:: MATERIAL PROVIDED ::
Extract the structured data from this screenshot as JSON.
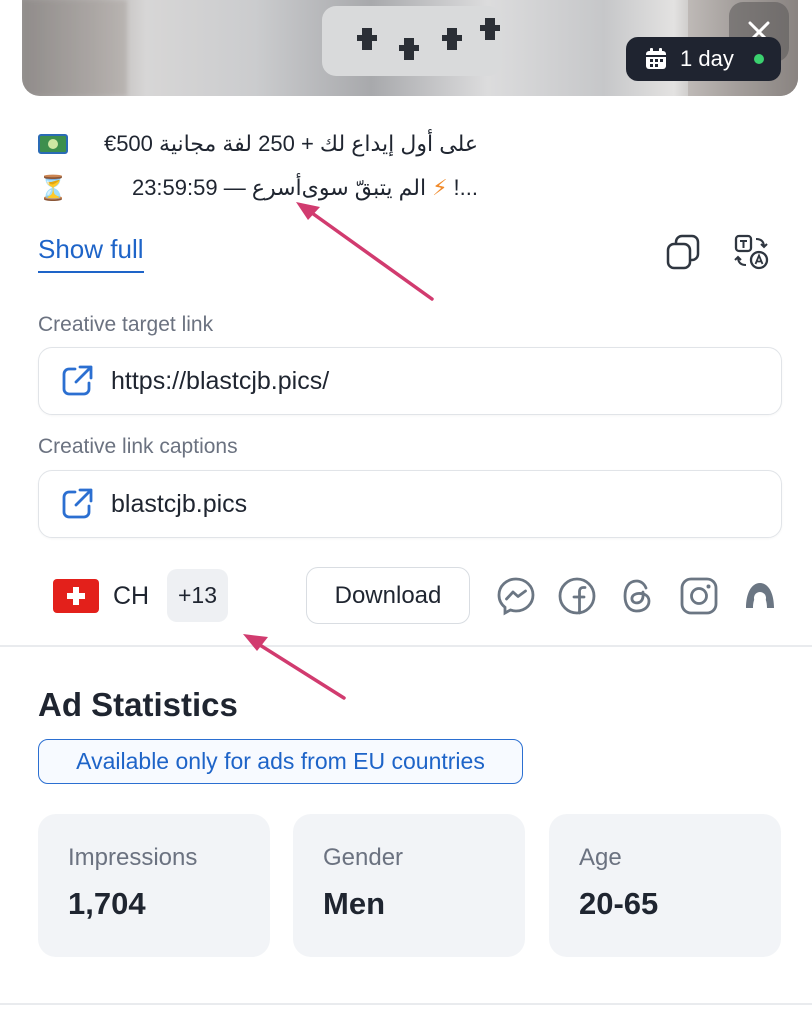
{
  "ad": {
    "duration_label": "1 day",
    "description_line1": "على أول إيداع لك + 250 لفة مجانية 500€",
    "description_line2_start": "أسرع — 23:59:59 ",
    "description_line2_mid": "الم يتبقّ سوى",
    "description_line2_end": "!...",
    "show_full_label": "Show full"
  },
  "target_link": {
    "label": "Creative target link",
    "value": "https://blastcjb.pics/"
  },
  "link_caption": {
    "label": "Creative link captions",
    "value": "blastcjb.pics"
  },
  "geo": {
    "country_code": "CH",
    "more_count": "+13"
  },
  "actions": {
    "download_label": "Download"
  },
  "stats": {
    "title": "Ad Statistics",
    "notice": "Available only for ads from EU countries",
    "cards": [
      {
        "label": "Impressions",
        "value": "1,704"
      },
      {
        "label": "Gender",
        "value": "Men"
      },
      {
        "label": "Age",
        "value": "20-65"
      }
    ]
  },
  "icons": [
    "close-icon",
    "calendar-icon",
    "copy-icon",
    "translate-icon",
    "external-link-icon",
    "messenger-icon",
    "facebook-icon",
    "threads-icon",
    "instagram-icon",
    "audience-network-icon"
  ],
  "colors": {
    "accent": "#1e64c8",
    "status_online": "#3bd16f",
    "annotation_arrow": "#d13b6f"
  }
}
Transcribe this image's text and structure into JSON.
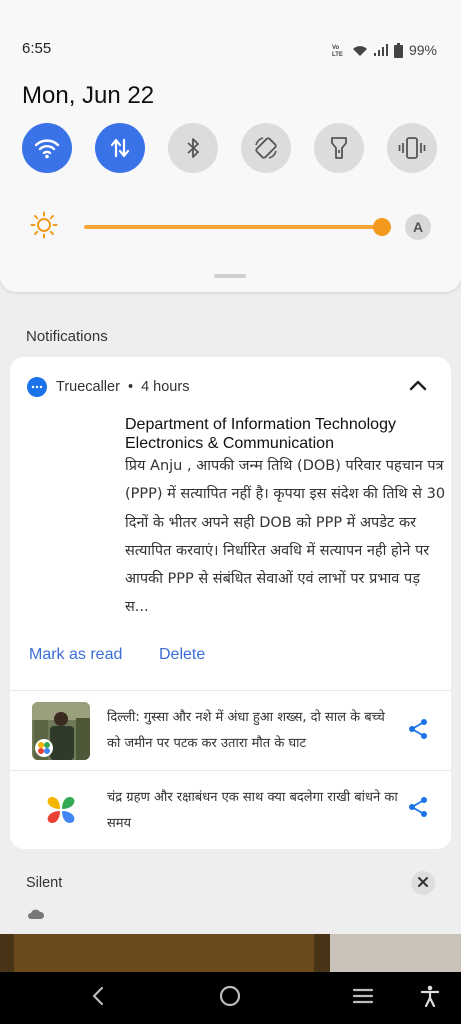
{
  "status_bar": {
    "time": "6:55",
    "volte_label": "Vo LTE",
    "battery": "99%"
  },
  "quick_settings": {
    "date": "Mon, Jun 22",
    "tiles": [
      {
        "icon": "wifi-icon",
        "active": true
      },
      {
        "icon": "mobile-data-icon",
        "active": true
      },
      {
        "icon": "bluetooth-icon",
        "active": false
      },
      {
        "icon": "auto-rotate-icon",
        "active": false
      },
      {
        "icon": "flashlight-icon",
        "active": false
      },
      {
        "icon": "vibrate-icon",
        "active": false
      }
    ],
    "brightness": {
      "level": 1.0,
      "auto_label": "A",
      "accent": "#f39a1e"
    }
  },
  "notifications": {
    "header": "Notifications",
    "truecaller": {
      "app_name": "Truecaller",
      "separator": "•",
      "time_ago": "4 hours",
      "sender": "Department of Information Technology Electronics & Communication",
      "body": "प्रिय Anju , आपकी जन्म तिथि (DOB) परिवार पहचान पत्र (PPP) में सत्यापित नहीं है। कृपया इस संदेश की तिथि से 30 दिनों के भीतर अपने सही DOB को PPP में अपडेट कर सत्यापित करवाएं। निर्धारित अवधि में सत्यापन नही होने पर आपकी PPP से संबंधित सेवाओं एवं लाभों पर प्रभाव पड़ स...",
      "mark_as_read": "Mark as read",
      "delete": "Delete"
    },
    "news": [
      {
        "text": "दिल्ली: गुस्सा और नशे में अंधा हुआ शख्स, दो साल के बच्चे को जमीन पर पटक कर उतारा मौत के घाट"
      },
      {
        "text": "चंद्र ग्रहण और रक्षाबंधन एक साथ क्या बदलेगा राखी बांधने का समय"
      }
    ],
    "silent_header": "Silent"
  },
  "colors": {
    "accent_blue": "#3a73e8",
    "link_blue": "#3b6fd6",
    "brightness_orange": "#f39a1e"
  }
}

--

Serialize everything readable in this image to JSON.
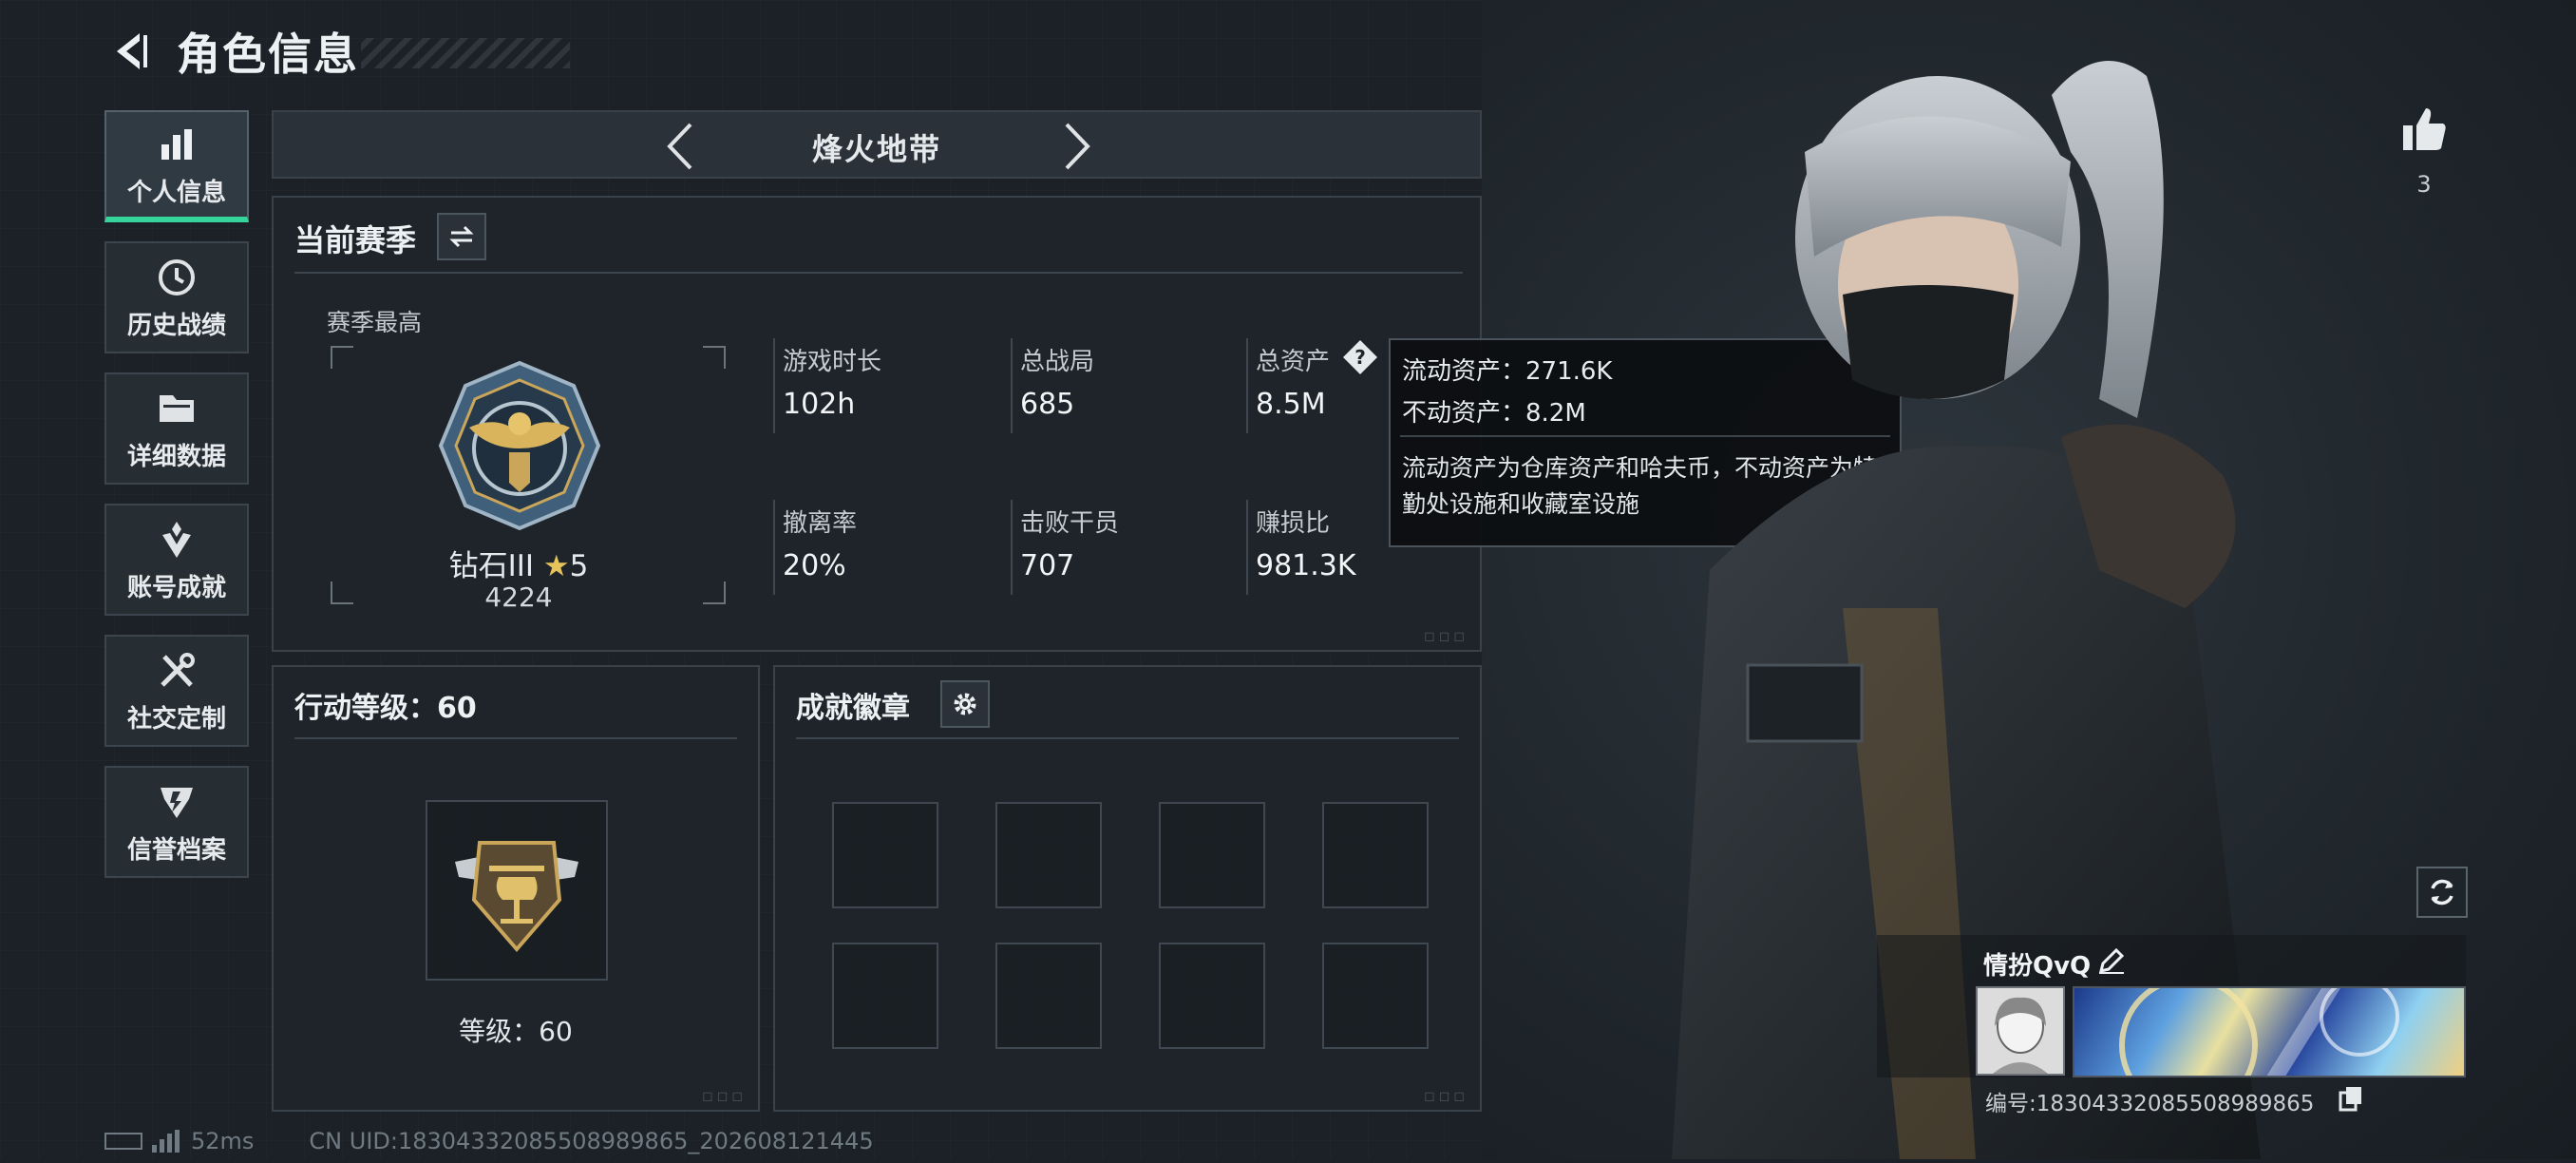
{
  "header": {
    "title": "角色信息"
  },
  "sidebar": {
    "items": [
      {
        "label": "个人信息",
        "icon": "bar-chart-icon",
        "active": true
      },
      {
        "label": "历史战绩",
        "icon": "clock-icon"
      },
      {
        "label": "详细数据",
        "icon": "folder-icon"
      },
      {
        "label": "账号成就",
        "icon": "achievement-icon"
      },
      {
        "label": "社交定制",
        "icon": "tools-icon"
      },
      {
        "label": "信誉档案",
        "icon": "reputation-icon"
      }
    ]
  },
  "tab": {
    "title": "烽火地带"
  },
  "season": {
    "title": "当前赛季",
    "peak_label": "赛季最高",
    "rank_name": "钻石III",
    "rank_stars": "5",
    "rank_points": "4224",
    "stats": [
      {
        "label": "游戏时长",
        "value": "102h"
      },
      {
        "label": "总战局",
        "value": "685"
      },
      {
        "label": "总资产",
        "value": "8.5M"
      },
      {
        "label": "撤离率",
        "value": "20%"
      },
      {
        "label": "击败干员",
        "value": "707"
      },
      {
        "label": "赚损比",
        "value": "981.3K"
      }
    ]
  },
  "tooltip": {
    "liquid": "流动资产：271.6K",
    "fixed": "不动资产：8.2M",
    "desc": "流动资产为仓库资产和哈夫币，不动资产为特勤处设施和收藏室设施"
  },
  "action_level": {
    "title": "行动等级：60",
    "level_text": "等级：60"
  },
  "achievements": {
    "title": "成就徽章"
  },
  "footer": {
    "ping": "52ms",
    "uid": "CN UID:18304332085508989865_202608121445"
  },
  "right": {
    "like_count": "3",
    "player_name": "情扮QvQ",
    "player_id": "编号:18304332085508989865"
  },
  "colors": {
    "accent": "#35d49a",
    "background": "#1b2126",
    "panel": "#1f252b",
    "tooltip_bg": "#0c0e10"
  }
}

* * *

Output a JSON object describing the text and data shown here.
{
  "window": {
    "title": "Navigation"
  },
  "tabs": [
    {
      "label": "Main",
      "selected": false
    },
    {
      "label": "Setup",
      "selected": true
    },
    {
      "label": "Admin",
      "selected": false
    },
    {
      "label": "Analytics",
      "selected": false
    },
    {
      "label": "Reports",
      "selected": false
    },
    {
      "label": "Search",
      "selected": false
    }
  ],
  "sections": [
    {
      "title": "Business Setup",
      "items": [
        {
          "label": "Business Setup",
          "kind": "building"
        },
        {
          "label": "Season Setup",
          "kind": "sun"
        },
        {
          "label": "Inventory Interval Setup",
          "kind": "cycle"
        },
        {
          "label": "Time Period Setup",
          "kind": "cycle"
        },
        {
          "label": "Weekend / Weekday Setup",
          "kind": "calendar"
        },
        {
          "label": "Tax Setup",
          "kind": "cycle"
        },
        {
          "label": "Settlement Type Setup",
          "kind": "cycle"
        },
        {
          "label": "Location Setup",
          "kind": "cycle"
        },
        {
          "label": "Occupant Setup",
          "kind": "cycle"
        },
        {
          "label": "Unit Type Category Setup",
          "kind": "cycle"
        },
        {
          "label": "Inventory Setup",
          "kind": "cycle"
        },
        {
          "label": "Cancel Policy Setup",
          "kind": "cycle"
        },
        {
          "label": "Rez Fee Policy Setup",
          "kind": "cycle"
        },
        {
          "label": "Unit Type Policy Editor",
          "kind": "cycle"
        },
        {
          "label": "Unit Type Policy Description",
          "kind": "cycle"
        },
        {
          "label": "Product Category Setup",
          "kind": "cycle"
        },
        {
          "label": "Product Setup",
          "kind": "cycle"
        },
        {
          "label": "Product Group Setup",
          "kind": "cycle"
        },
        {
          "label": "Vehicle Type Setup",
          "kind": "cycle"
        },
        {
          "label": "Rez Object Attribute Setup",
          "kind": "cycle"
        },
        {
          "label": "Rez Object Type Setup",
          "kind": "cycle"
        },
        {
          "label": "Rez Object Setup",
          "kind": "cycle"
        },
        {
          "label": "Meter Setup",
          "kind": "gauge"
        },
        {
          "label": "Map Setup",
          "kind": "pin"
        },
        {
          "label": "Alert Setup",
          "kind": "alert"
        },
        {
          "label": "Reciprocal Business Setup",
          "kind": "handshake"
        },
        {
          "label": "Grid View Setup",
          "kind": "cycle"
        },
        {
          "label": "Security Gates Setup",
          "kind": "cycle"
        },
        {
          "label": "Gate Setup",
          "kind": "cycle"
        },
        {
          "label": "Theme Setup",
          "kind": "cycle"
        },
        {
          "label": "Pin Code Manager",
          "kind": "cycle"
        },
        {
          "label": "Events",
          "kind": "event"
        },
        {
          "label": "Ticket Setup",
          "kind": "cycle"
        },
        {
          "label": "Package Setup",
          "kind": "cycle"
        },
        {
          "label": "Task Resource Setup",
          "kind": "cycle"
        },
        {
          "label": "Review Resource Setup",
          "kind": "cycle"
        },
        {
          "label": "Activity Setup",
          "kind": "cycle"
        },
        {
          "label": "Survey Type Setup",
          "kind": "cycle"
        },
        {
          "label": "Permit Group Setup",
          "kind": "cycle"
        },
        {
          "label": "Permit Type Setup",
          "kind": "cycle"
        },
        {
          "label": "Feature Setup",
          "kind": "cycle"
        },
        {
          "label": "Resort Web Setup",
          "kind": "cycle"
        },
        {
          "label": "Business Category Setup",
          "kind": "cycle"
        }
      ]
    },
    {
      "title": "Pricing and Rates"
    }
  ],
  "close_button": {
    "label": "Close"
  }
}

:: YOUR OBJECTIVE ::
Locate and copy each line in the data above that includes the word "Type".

:: ANSWER TO THIS TASK ::
          "label": "Settlement Type Setup",
          "label": "Unit Type Category Setup",
          "label": "Unit Type Policy Editor",
          "label": "Unit Type Policy Description",
          "label": "Vehicle Type Setup",
          "label": "Rez Object Type Setup",
          "label": "Survey Type Setup",
          "label": "Permit Type Setup",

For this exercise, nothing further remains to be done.